Articles 3 and 4 of the Central Bank of Bahrain and Financial Institutions Law 2006 (‘CBB Law’), lays down the Central Bank of Bahrain’s (‘CBB’) objectives, as well as duties: these include protecting the legitimate interests of customers of financial institutions.
In keeping with this objective, the CBB undertakes various activities, such as:
• Issuing consumer alerts, warning consumers how to protect themselves against financial crime;
• Disseminating consumer guides, containing general information and advice on using financial services and products;
• Monitoring consumer complaints with respect to licensed entities, including taking appropriate action where necessary; and
• Administering a deposit protection scheme.
The Central Bank of Bahrain (‘CBB’), as part of its consumer protection objective, works with the financial sector to develop codes of best practice, aimed at raising transparency and fairness in dealings between financial institutions and their retail clients.
The first such code, issued in July 2007, was a Code of Best Practice on Consumer Credit and Charging. It was prepared jointly by the Banker’s Society of Bahrain and the CBB. It sets out minimum standards for retail banks and financing companies to follow, when providing credit and other services on which fees and/or interest (or profit margins in the case of Shari’a compliant financing) are payable by personal customers in the Kingdom of Bahrain. These standards cover matters such as advertising, and the provision of clear and regular information to customers.
Deposits & Unrestricted Investment Accounts Protection Scheme
The Central Bank of Bahrain has issued on the 13th January 2011, Resolution No. (34) for the year 2010 with respect to promulgating a Regulation “Protecting Deposits and Unrestricted Investment Accounts” in accordance with the provisions of Article 177 of the Central Bank of Bahrain and Financial Institutions Law No. (64) for the year 2006. This is considered an amendment to the current scheme which is in accordance with the resolution No. (3) for the year 1993. The CBB has taken this initiative considering the need to develop the previous post-funded scheme and replace it with a new prefunded scheme to bring deposit protection more closely in line with international best practices, as most of those schemes in developed countries have turned to a prefunded schemes where funds being collected and paid in advance to compensate depositors.
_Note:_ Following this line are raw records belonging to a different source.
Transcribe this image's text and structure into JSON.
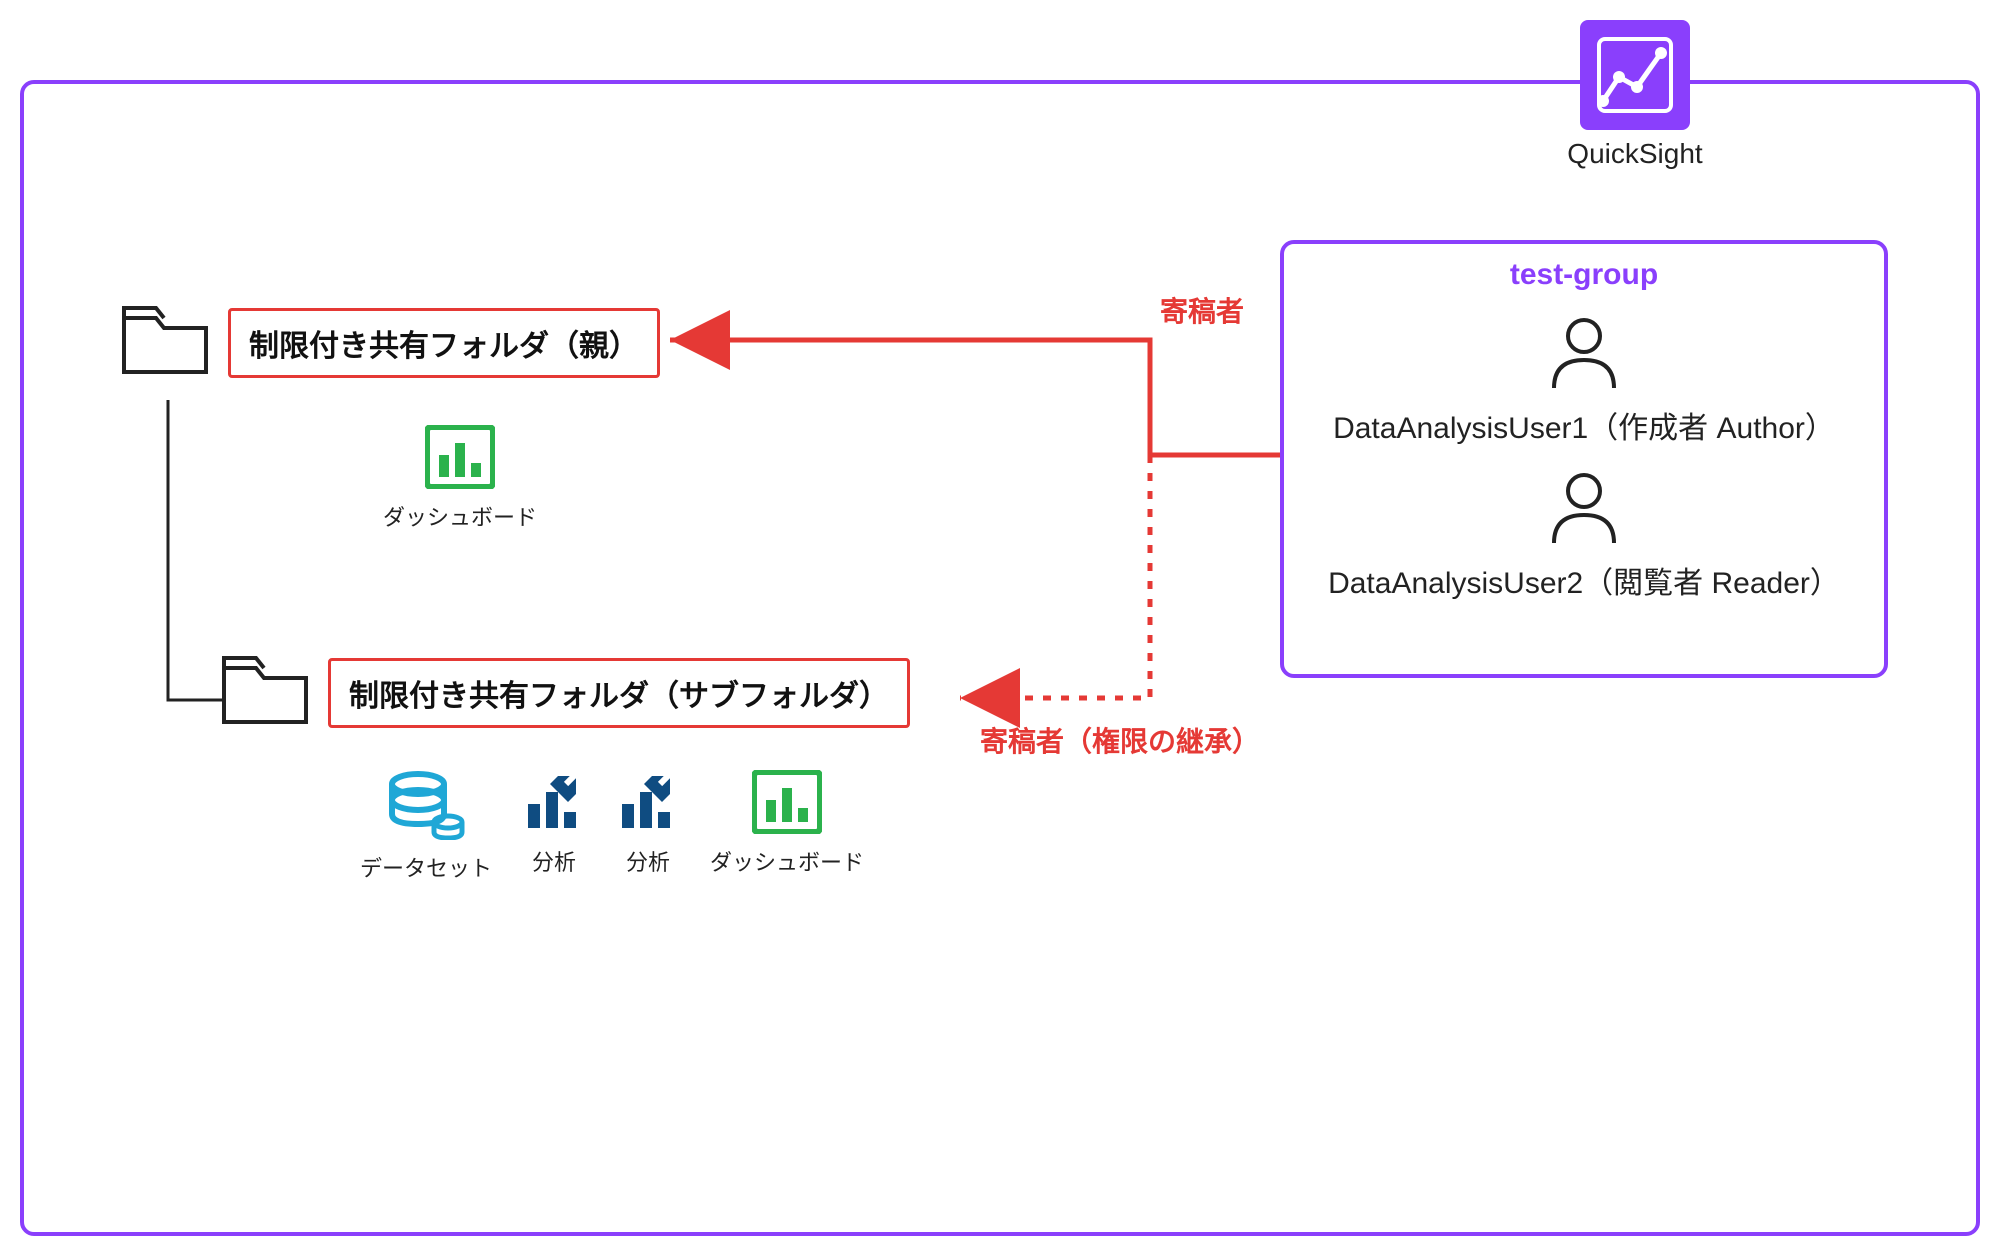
{
  "service": {
    "name": "QuickSight"
  },
  "group": {
    "title": "test-group",
    "users": [
      {
        "label": "DataAnalysisUser1（作成者 Author）"
      },
      {
        "label": "DataAnalysisUser2（閲覧者 Reader）"
      }
    ]
  },
  "folders": {
    "parent": {
      "title": "制限付き共有フォルダ（親）",
      "children": [
        {
          "type": "dashboard",
          "label": "ダッシュボード"
        }
      ]
    },
    "sub": {
      "title": "制限付き共有フォルダ（サブフォルダ）",
      "children": [
        {
          "type": "dataset",
          "label": "データセット"
        },
        {
          "type": "analysis",
          "label": "分析"
        },
        {
          "type": "analysis",
          "label": "分析"
        },
        {
          "type": "dashboard",
          "label": "ダッシュボード"
        }
      ]
    }
  },
  "arrows": {
    "contributor": "寄稿者",
    "contributor_inherited": "寄稿者（権限の継承）"
  },
  "colors": {
    "accent": "#8A3FFC",
    "warn": "#E53935",
    "green": "#2BB24C",
    "blue": "#0F4C81",
    "cyan": "#1FA7D6"
  }
}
The new scheme overcome the disadvantages of the previous scheme, most importantly to have funds available in its capacity instead of depending on commitments difficult to collect in a short time period without leaving a adverse effect on the banking and financial system. In order to maintain a level playing field and to encourage a healthy competitive environment between Conventional and Islamic banks, the new scheme provides protection to unrestricted investment accounts in Islamic banks vis-a-vis the deposits in conventional banks. The new scheme requires the establishment of two separate funds (Conventional fund and Islamic fund) which shall be maintained and administered by one board in which the funds are accumulated separately in advance based on regular contributions by the member banks. The two funds cover eligible accounts which include all types of deposits in conventional and Islamic banks in addition to the unrestricted investment accounts in Islamic banks.
The new scheme covers eligible account holders of individuals up to BD20,000 from the total amount of their eligible accounts compared with the previous scheme which covers the lower of 75% of total deposits or BD15,000.
Full details of the scheme are given in Modules CP, of Volume 1 (conventional banks) and 2 (Islamic Banks) of the CBB Rulebook. The Regulation is also published on the CBB website in both Arabic and English language under this link.
Making a Complaint
Customers of licensed financial institutions are expected to raise the matter first with the institution concerned, should they have a complaint about a service or product. Only when they have exhausted the institution’s own complaints procedures should they contact the Central Bank of Bahrain (‘CBB’), using the complaint form provided (see right, under ‘Related Topics’).
The Central Bank of Bahrain reviews complaints to see if there have been any breaches of its regulatory requirements. It also monitors complaints received to see if there are any noticeable trends.
Consumers should note that they are responsible for making sure they are clear up front about the contract terms of any products or services they obtain. They are unlikely to obtain redress, unless the financial institution concerned has broken these contract terms, has failed to disclose material information, or has otherwise acted in an unreasonable manner.
To make a complaint by telephone, please contact the Consumer Protection office on +973 17547789.
Complaints which relate to potential cases of contravention of the CBB Law, rules and regulations, or a self-regulatory organisation’s business rules in relation to the Capital Markets in the Kingdom of Bahrain may be logged using the Capital Markets Complaint Form provided (see right).